ASSIGNMENT
Nothing should be left out: write out the whole listing exactly.
#####
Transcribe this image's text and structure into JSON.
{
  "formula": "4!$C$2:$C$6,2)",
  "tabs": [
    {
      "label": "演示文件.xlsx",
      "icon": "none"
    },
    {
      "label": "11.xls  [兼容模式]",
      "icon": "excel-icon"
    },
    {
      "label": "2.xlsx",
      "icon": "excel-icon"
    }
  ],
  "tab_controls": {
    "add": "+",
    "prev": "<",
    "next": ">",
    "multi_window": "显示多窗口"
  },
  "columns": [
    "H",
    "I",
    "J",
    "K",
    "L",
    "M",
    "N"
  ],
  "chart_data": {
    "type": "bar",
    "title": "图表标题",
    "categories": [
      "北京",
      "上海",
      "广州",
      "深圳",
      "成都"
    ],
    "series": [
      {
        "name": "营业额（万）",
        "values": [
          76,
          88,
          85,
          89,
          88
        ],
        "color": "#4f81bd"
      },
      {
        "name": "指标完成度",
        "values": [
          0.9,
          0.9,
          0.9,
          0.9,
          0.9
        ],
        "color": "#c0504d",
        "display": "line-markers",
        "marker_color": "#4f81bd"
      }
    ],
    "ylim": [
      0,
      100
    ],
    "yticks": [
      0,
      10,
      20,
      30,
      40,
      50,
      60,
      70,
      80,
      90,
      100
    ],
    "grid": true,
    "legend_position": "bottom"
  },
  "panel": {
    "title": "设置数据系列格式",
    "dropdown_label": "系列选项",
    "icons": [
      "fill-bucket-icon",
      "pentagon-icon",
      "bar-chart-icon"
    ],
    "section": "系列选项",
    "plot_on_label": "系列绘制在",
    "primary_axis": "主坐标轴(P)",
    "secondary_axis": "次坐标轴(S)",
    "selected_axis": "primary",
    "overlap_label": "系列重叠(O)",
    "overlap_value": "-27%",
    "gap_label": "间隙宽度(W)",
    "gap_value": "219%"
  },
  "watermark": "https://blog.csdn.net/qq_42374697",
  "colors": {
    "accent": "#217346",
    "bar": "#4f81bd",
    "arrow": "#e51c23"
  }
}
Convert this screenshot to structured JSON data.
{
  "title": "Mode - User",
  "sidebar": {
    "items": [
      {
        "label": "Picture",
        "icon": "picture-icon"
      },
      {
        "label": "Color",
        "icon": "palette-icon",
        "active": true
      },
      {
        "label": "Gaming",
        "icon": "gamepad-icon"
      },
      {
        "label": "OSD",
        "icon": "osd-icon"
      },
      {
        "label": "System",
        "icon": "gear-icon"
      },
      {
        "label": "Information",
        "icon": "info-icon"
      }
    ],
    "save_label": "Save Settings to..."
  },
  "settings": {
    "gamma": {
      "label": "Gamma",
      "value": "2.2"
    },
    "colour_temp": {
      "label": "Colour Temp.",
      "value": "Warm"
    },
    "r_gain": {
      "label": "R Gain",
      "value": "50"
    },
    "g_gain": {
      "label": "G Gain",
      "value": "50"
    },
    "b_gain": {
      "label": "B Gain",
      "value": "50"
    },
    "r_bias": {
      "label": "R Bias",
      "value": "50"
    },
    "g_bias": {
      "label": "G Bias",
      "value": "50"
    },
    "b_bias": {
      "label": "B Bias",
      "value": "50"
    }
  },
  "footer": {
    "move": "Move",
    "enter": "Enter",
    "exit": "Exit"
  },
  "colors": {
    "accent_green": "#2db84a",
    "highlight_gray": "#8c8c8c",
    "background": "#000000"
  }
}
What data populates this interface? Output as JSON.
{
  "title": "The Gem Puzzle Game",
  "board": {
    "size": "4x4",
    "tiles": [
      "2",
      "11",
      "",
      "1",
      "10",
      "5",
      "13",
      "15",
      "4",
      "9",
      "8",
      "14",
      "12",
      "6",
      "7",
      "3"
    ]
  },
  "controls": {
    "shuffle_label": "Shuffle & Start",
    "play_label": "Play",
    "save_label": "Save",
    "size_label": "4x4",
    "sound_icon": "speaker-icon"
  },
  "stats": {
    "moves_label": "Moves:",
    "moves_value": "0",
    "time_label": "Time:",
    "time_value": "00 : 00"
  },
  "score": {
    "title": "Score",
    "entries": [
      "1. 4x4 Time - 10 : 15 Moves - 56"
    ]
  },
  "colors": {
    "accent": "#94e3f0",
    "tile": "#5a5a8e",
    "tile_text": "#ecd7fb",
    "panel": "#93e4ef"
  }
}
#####
RESPONSE FOR THIS EXERCISE
Transcribe this image's text and structure into JSON.
{
  "formula": "4!$C$2:$C$6,2)",
  "tabs": [
    {
      "label": "演示文件.xlsx",
      "icon": "none"
    },
    {
      "label": "11.xls  [兼容模式]",
      "icon": "excel-icon"
    },
    {
      "label": "2.xlsx",
      "icon": "excel-icon"
    }
  ],
  "tab_controls": {
    "add": "+",
    "prev": "<",
    "next": ">",
    "multi_window": "显示多窗口"
  },
  "columns": [
    "H",
    "I",
    "J",
    "K",
    "L",
    "M",
    "N"
  ],
  "chart_data": {
    "type": "bar",
    "title": "图表标题",
    "categories": [
      "北京",
      "上海",
      "广州",
      "深圳",
      "成都"
    ],
    "series": [
      {
        "name": "营业额（万）",
        "values": [
          76,
          88,
          85,
          89,
          88
        ],
        "color": "#4f81bd"
      },
      {
        "name": "指标完成度",
        "values": [
          0.9,
          0.9,
          0.9,
          0.9,
          0.9
        ],
        "color": "#c0504d",
        "display": "line-markers",
        "marker_color": "#4f81bd"
      }
    ],
    "ylim": [
      0,
      100
    ],
    "yticks": [
      0,
      10,
      20,
      30,
      40,
      50,
      60,
      70,
      80,
      90,
      100
    ],
    "grid": true,
    "legend_position": "bottom"
  },
  "panel": {
    "title": "设置数据系列格式",
    "dropdown_label": "系列选项",
    "icons": [
      "fill-bucket-icon",
      "pentagon-icon",
      "bar-chart-icon"
    ],
    "section": "系列选项",
    "plot_on_label": "系列绘制在",
    "primary_axis": "主坐标轴(P)",
    "secondary_axis": "次坐标轴(S)",
    "selected_axis": "primary",
    "overlap_label": "系列重叠(O)",
    "overlap_value": "-27%",
    "gap_label": "间隙宽度(W)",
    "gap_value": "219%"
  },
  "watermark": "https://blog.csdn.net/qq_42374697",
  "colors": {
    "accent": "#217346",
    "bar": "#4f81bd",
    "arrow": "#e51c23"
  }
}
Convert this screenshot to structured JSON data.
{
  "title": "Mode - User",
  "sidebar": {
    "items": [
      {
        "label": "Picture",
        "icon": "picture-icon"
      },
      {
        "label": "Color",
        "icon": "palette-icon",
        "active": true
      },
      {
        "label": "Gaming",
        "icon": "gamepad-icon"
      },
      {
        "label": "OSD",
        "icon": "osd-icon"
      },
      {
        "label": "System",
        "icon": "gear-icon"
      },
      {
        "label": "Information",
        "icon": "info-icon"
      }
    ],
    "save_label": "Save Settings to..."
  },
  "settings": {
    "gamma": {
      "label": "Gamma",
      "value": "2.2"
    },
    "colour_temp": {
      "label": "Colour Temp.",
      "value": "Warm"
    },
    "r_gain": {
      "label": "R Gain",
      "value": "50"
    },
    "g_gain": {
      "label": "G Gain",
      "value": "50"
    },
    "b_gain": {
      "label": "B Gain",
      "value": "50"
    },
    "r_bias": {
      "label": "R Bias",
      "value": "50"
    },
    "g_bias": {
      "label": "G Bias",
      "value": "50"
    },
    "b_bias": {
      "label": "B Bias",
      "value": "50"
    }
  },
  "footer": {
    "move": "Move",
    "enter": "Enter",
    "exit": "Exit"
  },
  "colors": {
    "accent_green": "#2db84a",
    "highlight_gray": "#8c8c8c",
    "background": "#000000"
  }
}
What data populates this interface? Output as JSON.
{
  "title": "The Gem Puzzle Game",
  "board": {
    "size": "4x4",
    "tiles": [
      "2",
      "11",
      "",
      "1",
      "10",
      "5",
      "13",
      "15",
      "4",
      "9",
      "8",
      "14",
      "12",
      "6",
      "7",
      "3"
    ]
  },
  "controls": {
    "shuffle_label": "Shuffle & Start",
    "play_label": "Play",
    "save_label": "Save",
    "size_label": "4x4",
    "sound_icon": "speaker-icon"
  },
  "stats": {
    "moves_label": "Moves:",
    "moves_value": "0",
    "time_label": "Time:",
    "time_value": "00 : 00"
  },
  "score": {
    "title": "Score",
    "entries": [
      "1. 4x4 Time - 10 : 15 Moves - 56"
    ]
  },
  "colors": {
    "accent": "#94e3f0",
    "tile": "#5a5a8e",
    "tile_text": "#ecd7fb",
    "panel": "#93e4ef"
  }
}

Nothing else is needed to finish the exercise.